See also[edit]

References[edit]

  1. ^ FAFSA – Free Application for Federal Student Aid
  2. ^ About FAFSA
  3. ^ a b Liz Weston, Reuters, November 11, 2013, Daily Finance, Colleges May Penalize Students Over Preference on Financial Aid Applications, Accessed Dec. 12, 2013, "... Students can list up to 10 schools to receive their financial aid information, and the ones they list first strongly predict which enrollment offers they're likely to accept, college consultants say...."
  4. ^ W. Kent Brands, Huffington Post, June 19, 2013, Does Big Data Know Best? NSA and College Admissions, Accessed Dec. 13, 2013
  5. ^ a b Ry Rivard, October 28, 2013, Inside Higher Ed, Using FAFSA Against Students, Accessed Dec. 12, 2013, "...Now, some colleges use this FAFSA position when considering students’ applications for admission, which may affect decisions about admission or placement on the wait list, said David Hawkins..."
  6. ^ CBS News, Lynn O'Shaughnessy, October 30, 2013, Be careful what you share on the FAFSA, Accessed Dec. 12, 2013, "...The order, however, could also be hurting students who list their favorite school as No. 1. If a teenager shows too much interest in a school, the admission office may decide to offer the applicant a lower award because its assumed that the child will enroll anyway...."
  7. ^ a b Rachel Fishman, October 28, 2013, Access to Higher Education, Higher Ed Watch, The Dark Side of Enrollment Management, Accessed Dec. 13, 2013, "...The FAFSA should either not allow institutions to see where students have applied or it should list the institutions in alphabetical order...."
  8. ^ "Eligibility for Aid FAQ". 
  9. ^ FAFSA.ed.gov: Most male students must register with Selective Service to receive federal student aid
  10. ^ FAFSA.ed.gov: Am I eligible for student aid?: If you are a male between the ages of 18 and 25, you must register or already be registered with Selective Service.
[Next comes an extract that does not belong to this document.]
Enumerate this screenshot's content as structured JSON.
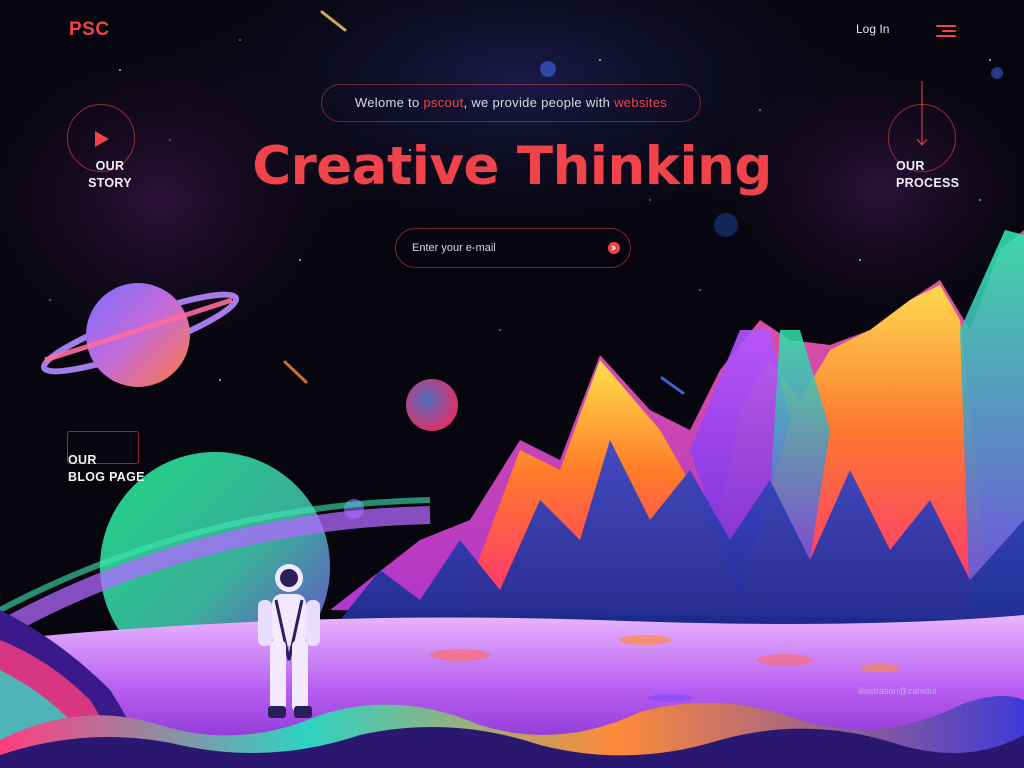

If you are a citizen of the Federated States of Micronesia, the Republic of the Marshall Islands or the Republic of Palau you are exempt from registering.
  11. ^ "Eligibility for Aid FAQ". Retrieved 2014-03-25. 
  12. ^ http://studentaid.ed.gov/eligibility/staying-eligible.  Missing or empty |title= (help)
  13. ^ "What types of aid are available?". 
  14. ^ http://studentaid.ed.gov/types/loans/subsidized-unsubsidized
  15. ^ http://studentaid.ed.gov/types/loans/interest-rates
  16. ^ "FAFSA Filing Options". 
  17. ^ Higher Education Act of 2008 PUBLIC LAW 110–315—AUG. 14, 2008 122 STAT. 3279-80
  18. ^ "FAFSA.com Scam – 2.1 Million Students Potentially Ripped Off!". Pay My Student Loans. Retrieved 2 September 2014. 
  19. ^ http://www.fastweb.com/financial-aid/articles/3179-are-there-any-fees-for-filing-the-fafsa

External links[edit]